Now, to create 3 mini boxes within the main content, we use the code below.
The types of layouts you can create with Blueprint CSS are limited only by your imagination and creativity.
<div class="span-6 highlight"><p> Information Goes Here </p></div> <div class="span-6 highlight"><p> Information Goes Here </p></div> <div class="span-6 highlight"><p> Information Goes Here </p></div>
Since our main content area is a maximum of 18 columns (as seen by .span-18), we have created three mini boxes inside, with each of them occupying 6 columns. This makes the boxes proportionate and visually appealing.
The process of creating a footer is no different from creating a header. The code below is identical to the one used for creating a header.
<!-- Footer --> <div class="span-24"> <p> <hr></hr> Information goes here </p> </div>
You can also add a custom stylesheet to spice up your design. You will anyway.
<link rel="stylesheet" href="custom.css" type="text/css" media="screen, projection">
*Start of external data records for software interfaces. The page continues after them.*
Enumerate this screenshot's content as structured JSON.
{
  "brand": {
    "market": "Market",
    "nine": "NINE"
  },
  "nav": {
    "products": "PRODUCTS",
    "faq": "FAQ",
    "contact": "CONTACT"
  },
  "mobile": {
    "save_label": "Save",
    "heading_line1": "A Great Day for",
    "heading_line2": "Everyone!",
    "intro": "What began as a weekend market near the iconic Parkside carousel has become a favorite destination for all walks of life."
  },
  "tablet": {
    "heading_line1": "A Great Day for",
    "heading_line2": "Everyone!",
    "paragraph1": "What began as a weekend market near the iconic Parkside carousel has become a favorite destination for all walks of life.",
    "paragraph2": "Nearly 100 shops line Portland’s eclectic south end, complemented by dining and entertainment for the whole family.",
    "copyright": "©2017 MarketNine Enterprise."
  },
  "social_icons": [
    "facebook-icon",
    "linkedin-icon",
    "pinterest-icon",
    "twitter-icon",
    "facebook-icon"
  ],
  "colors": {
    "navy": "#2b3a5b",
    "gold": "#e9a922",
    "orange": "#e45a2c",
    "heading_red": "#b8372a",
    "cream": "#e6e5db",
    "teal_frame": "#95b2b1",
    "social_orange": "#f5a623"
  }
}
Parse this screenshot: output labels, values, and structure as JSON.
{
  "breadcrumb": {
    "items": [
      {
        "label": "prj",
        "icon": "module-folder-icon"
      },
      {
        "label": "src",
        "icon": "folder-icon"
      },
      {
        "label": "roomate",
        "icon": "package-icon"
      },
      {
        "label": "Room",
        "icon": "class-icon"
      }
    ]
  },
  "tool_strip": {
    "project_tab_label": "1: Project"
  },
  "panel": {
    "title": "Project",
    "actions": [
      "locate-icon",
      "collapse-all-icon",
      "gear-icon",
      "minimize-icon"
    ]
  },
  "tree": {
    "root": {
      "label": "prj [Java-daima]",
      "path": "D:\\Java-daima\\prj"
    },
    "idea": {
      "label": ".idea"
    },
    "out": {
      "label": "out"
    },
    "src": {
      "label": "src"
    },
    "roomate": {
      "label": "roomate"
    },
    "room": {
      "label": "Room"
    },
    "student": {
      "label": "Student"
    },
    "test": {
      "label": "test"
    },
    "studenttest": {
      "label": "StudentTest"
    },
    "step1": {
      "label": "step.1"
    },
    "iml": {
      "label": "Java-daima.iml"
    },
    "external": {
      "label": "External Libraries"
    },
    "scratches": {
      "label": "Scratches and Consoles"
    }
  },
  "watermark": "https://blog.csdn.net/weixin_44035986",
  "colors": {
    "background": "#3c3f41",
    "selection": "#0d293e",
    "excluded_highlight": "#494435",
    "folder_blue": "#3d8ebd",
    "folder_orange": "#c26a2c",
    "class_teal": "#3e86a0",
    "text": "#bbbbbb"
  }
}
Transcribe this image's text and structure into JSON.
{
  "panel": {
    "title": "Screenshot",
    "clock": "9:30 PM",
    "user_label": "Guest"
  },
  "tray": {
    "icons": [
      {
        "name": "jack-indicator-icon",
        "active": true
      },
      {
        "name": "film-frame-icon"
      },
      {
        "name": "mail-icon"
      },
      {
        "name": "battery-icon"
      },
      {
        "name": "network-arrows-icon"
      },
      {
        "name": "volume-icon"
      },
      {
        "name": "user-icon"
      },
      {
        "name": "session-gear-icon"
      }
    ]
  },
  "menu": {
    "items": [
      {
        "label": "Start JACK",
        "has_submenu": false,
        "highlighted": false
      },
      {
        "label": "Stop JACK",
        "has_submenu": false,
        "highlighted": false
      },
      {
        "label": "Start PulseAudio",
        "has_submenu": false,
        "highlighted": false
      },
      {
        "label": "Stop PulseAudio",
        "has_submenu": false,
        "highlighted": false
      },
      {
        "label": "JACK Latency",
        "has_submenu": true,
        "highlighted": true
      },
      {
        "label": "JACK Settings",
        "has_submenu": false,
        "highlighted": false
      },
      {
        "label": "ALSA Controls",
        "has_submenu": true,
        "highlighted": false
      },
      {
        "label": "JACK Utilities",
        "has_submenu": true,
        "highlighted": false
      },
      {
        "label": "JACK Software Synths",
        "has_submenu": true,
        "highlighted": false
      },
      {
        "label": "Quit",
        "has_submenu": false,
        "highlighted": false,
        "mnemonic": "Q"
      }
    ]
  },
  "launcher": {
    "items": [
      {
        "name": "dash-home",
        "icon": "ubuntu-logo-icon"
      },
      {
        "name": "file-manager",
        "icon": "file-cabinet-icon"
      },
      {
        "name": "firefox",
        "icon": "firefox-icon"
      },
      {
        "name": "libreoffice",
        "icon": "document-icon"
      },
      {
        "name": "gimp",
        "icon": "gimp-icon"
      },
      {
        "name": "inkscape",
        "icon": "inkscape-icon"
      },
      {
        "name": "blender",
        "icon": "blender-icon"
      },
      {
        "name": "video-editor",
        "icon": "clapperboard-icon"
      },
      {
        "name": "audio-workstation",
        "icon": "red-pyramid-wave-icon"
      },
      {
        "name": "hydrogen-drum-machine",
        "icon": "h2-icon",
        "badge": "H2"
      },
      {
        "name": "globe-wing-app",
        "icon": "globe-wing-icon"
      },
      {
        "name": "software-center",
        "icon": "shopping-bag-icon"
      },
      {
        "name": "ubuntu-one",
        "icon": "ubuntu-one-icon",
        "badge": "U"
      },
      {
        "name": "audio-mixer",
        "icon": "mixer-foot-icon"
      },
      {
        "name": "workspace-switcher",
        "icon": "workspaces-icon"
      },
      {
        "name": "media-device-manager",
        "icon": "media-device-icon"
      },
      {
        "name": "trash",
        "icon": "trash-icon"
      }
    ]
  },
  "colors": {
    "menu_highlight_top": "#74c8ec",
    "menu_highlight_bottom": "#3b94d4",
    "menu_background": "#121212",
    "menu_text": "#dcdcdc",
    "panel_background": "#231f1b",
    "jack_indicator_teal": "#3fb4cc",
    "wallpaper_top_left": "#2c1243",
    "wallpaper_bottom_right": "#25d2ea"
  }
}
Blueprint CSS is a great framework for front-end developers and web designers trying to reduce their development time. As you know, Blueprint CSS is a pure CSS framework, perhaps not having the gimmicks of Bootstrap’s UI toolkit, but it does the trick for you, giving you greater flexibility to do almost any layout you wish.